With the 40th Annual Monster Energy AMA Amateur National Motocross Championship at Loretta Lynn’s Ranch up quickly, we thought we would celebrate four decades of world-class youth and amateur motocross racing with 30 Loretta Lynn’s stories from years gone by.
Ask anyone who’s ever raced the Loretta Lynn’s AMA Amateur National Championship what the most stressful part of the whole week is, chances are they will answer “reaching into the bucket to draw for starting gate picks.” Drawing for starting gate picks has been a part of the whole process since day one, way back in 1982. The concept is simple. Everyone is even going into the national, no matter how you finished in your regional.
Why not timed qualifying? It’s pressure enough for a kid to be racing a national championship event against 41 other qualified kids. Adding timed qualifying for gate picks would likely translate into kids not using practice to learn the track, but rather just going out and blitzing the track in practice to try to get the best gate pick possible. Instead, riders and their families can come and relax, get set up and ready over the weekend, learn the track on Monday during practice, and then get serious on Tuesday morning at 7 a.m., right after everyone wakes up to “Coal Miner’s Daughter” by Loretta Lynn herself, the unofficial anthem of amateur motocross in America.

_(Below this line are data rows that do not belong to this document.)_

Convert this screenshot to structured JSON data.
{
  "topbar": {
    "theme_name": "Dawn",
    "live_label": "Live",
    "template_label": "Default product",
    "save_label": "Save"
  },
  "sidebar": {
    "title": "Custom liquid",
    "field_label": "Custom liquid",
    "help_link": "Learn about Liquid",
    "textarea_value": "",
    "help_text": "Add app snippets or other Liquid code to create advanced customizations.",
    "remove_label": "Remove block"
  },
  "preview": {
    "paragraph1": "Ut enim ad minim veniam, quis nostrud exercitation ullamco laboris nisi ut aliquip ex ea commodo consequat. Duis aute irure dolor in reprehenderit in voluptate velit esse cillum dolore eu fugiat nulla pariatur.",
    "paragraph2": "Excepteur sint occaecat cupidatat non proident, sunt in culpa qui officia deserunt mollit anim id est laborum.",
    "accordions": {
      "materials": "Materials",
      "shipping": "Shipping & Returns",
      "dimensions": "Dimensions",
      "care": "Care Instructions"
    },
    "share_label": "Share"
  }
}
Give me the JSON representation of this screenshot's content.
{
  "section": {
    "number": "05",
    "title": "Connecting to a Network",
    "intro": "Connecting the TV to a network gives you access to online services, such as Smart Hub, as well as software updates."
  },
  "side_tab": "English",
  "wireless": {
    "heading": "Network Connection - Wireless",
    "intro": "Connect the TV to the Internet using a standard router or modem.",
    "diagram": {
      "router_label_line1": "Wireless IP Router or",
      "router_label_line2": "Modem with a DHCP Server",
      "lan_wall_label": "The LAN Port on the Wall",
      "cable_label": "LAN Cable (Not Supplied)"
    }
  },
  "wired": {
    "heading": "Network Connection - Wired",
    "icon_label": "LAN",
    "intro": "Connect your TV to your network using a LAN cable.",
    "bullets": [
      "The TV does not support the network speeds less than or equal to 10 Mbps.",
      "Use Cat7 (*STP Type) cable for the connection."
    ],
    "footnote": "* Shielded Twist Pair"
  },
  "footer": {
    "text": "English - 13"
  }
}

But then comes the bucket, and the chance to reach in and pull out a commemorative chip that’s between #1 and #42. That will determine when you go to the starting gate for your first moto. (Starting picks for the second and third motos are based on your finish in the previous moto.) If you’re a title contender and you draw, says, #39, it makes your job a little harder. But remember, not everyone who pulls out a single-digit chip may be the fastest, nor the best starter.
While long and wide, the starting straight at Loretta Lynn’s does favor those near the middle, so any top 25 or so pick puts you in as good a spot as anyone else. But that doesn’t mean a high pick eliminates you from title contention. A fast grom from Florida proved that a decade ago.
Osteen, Florida’s Adam Cianciarulo must be considered one of—if not the very best—minicycles racers of all time. A Kawasaki Team Green rider when he reached the 85cc classes, Cianciarulo at his best would have been a fair battle with young James Stewart, young Ricky Carmichael, young Damon Bradshaw, young anyone. AC came into Loretta Lynn’s in 2011 as hyped as any kid has ever been. He still had another year left on minicycles, but he was still the favorite. Before his first moto (Super Mini 1 12-15) Cianciarulo reached into the bucket, just like all of the other kids, and pulled out…
Five minutes later, when it was his turn to pick a starting gate, all that was left for Cianciarulo was the far outside. He chose the very last gate on the far left. As he sat there, his future boss Mitch Payton of Pro Circuit came out to watch alongside the fence, which seems like it would only add to the pressure, right? It did not. When the card went sideways Cianciarulo looked down, waited—clank!—the gate dropped and he executed what can only be described as perfect starting technique. He got his weight back on the rear fender, stayed straight for maybe 30 yards, then began leaning and moving his bike to the right on the long, deeply tilled start. He went through the gears, kept the throttle pinned as the straight began funneling into the wide right-hand sweeper.
Cianciarulo would go on to win the moto, start to finish. When it was time later on for the first moto of his second class (Super Mini 2 13-16) Cianciarulo reached in the bucket again, this time almost certain to pull out a better, lower number…
He did not. Instead, it was chip #42. Cianciarulo again found himself on the far outside, almost up against the flag poles and the podium. Mitch Payton again came out from the Pro Circuit tent to watch, perhaps just to see if the can’t-miss-kid would pull off another improbable holeshot.
Clank! He did. Cianciarulo again executed perfect timing, technique and the courage it takes to keep the throttle pinned around the outside. Holeshot.
In all, Adam Cianciarulo would win a total of 11 AMA Amateur National Championships at Loretta Lynn’s, all of them on minicycles as he is one of the most decorated champions of all-time at the Ranch. But those two that came after drawing #39 and #42 before his first motos definitely tell the story of how good he really was.